**Your goal:**
This exercise calls for the data below to be retyped exactly, minus any images.

┄┄┄┄┄┄

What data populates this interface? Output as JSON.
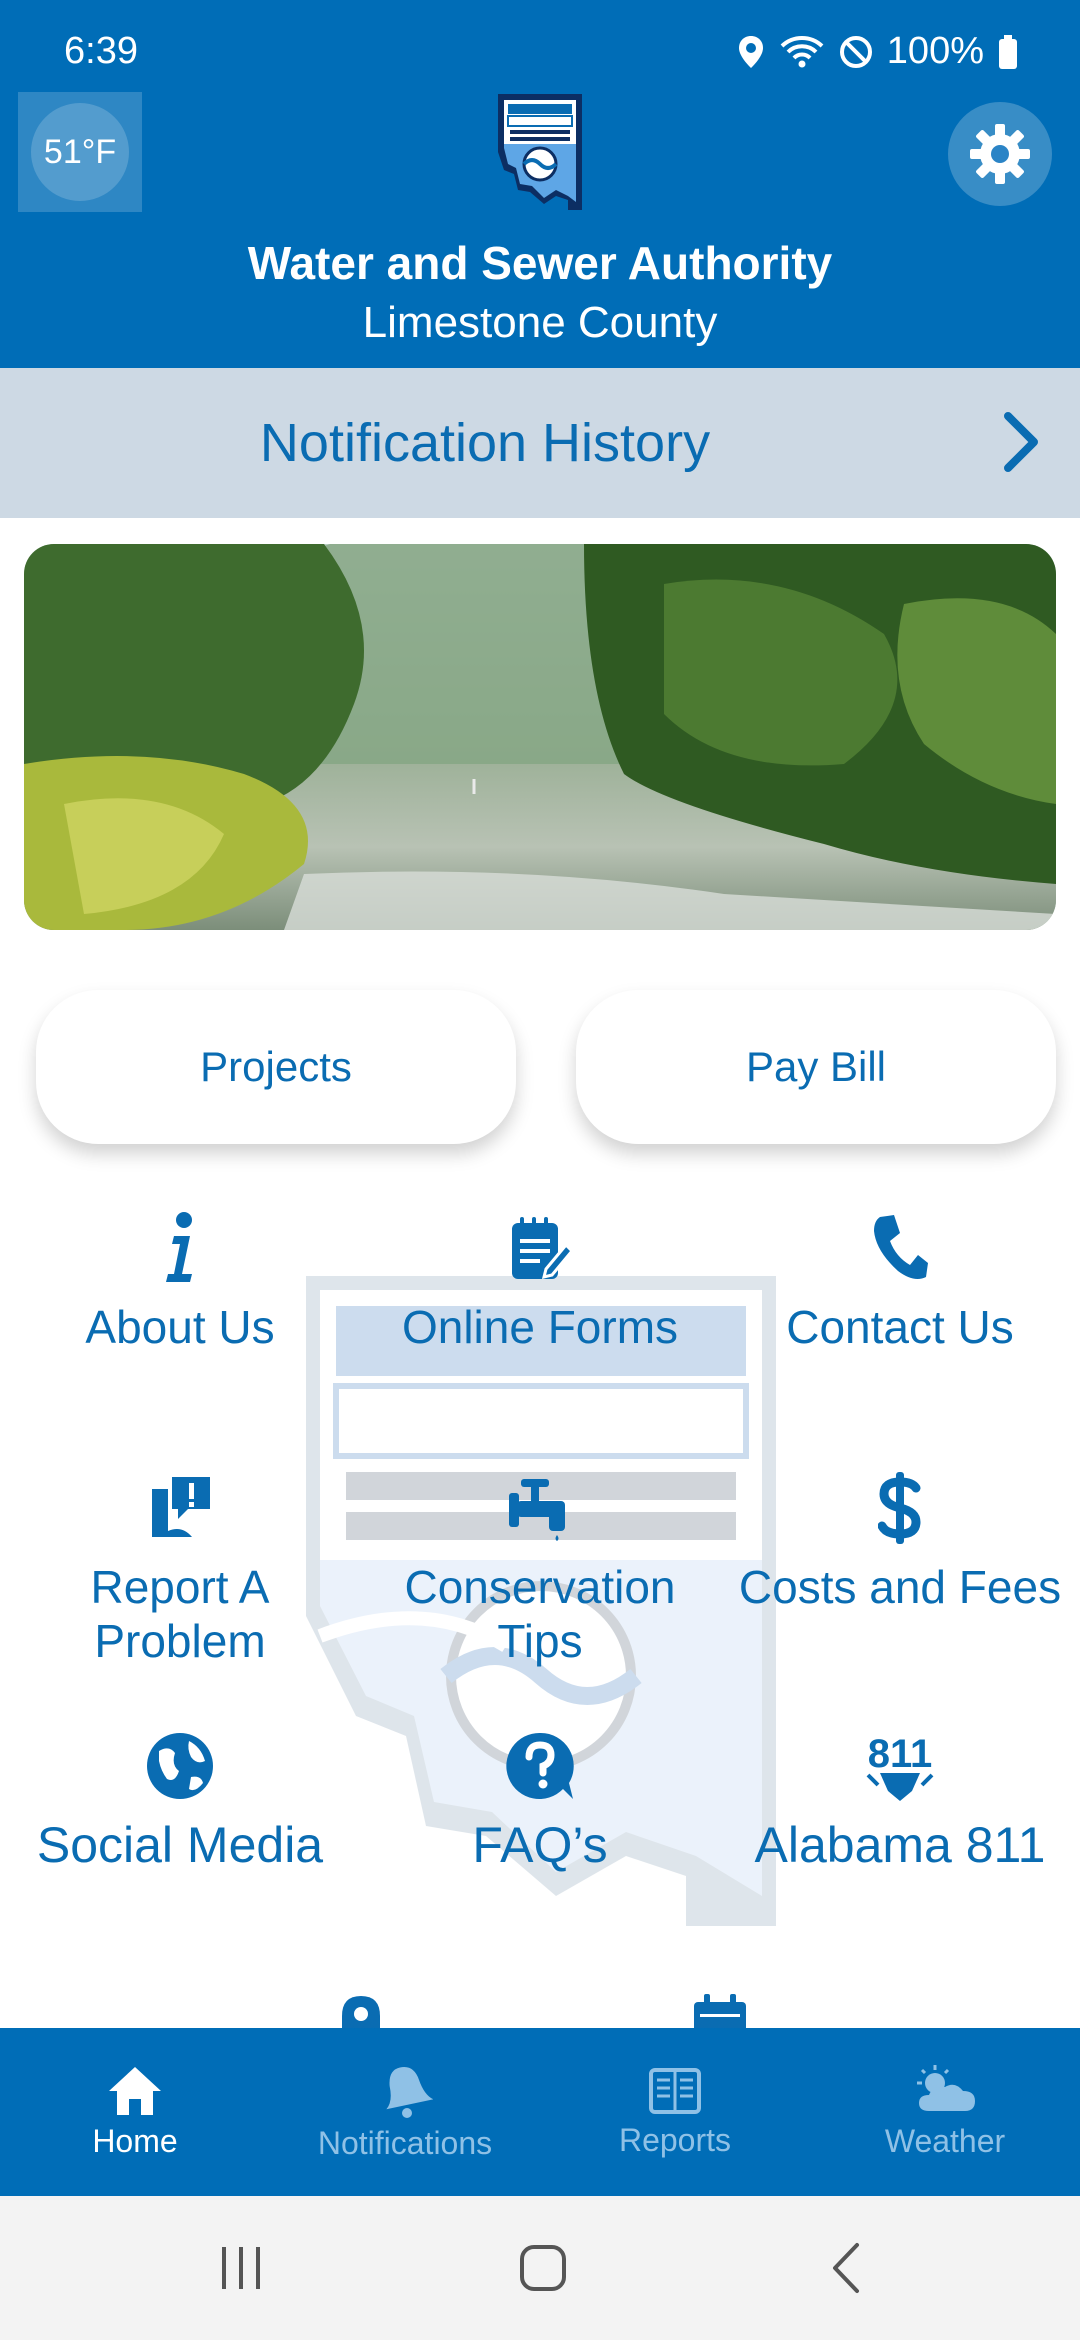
{
  "status": {
    "time": "6:39",
    "battery": "100%"
  },
  "header": {
    "temperature": "51°F",
    "org_name": "Water and Sewer Authority",
    "county": "Limestone County",
    "logo_text": "LIMESTONE COUNTY WATER AND SEWER AUTHORITY"
  },
  "notification_bar": {
    "label": "Notification History"
  },
  "buttons": {
    "projects": "Projects",
    "pay_bill": "Pay Bill"
  },
  "grid": [
    {
      "label": "About Us",
      "icon": "info-icon"
    },
    {
      "label": "Online Forms",
      "icon": "form-icon"
    },
    {
      "label": "Contact Us",
      "icon": "phone-icon"
    },
    {
      "label": "Report A Problem",
      "icon": "report-icon"
    },
    {
      "label": "Conservation Tips",
      "icon": "faucet-icon"
    },
    {
      "label": "Costs and Fees",
      "icon": "dollar-icon"
    },
    {
      "label": "Social Media",
      "icon": "globe-icon"
    },
    {
      "label": "FAQ’s",
      "icon": "question-icon"
    },
    {
      "label": "Alabama 811",
      "icon": "alabama-811-icon"
    }
  ],
  "grid_partial_icons": [
    "map-pin-icon",
    "calendar-icon"
  ],
  "bottom_nav": [
    {
      "label": "Home",
      "icon": "home-icon",
      "active": true
    },
    {
      "label": "Notifications",
      "icon": "bell-icon",
      "active": false
    },
    {
      "label": "Reports",
      "icon": "newspaper-icon",
      "active": false
    },
    {
      "label": "Weather",
      "icon": "weather-icon",
      "active": false
    }
  ],
  "colors": {
    "primary": "#006db7",
    "accent_text": "#0a6cb2",
    "notif_bg": "#cdd9e4",
    "nav_inactive": "#8fc1e6"
  }
}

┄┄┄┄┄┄

**Answer box:**
What data populates this interface? Output as JSON.
{
  "status": {
    "time": "6:39",
    "battery": "100%"
  },
  "header": {
    "temperature": "51°F",
    "org_name": "Water and Sewer Authority",
    "county": "Limestone County",
    "logo_text": "LIMESTONE COUNTY WATER AND SEWER AUTHORITY"
  },
  "notification_bar": {
    "label": "Notification History"
  },
  "buttons": {
    "projects": "Projects",
    "pay_bill": "Pay Bill"
  },
  "grid": [
    {
      "label": "About Us",
      "icon": "info-icon"
    },
    {
      "label": "Online Forms",
      "icon": "form-icon"
    },
    {
      "label": "Contact Us",
      "icon": "phone-icon"
    },
    {
      "label": "Report A Problem",
      "icon": "report-icon"
    },
    {
      "label": "Conservation Tips",
      "icon": "faucet-icon"
    },
    {
      "label": "Costs and Fees",
      "icon": "dollar-icon"
    },
    {
      "label": "Social Media",
      "icon": "globe-icon"
    },
    {
      "label": "FAQ’s",
      "icon": "question-icon"
    },
    {
      "label": "Alabama 811",
      "icon": "alabama-811-icon"
    }
  ],
  "grid_partial_icons": [
    "map-pin-icon",
    "calendar-icon"
  ],
  "bottom_nav": [
    {
      "label": "Home",
      "icon": "home-icon",
      "active": true
    },
    {
      "label": "Notifications",
      "icon": "bell-icon",
      "active": false
    },
    {
      "label": "Reports",
      "icon": "newspaper-icon",
      "active": false
    },
    {
      "label": "Weather",
      "icon": "weather-icon",
      "active": false
    }
  ],
  "colors": {
    "primary": "#006db7",
    "accent_text": "#0a6cb2",
    "notif_bg": "#cdd9e4",
    "nav_inactive": "#8fc1e6"
  }
}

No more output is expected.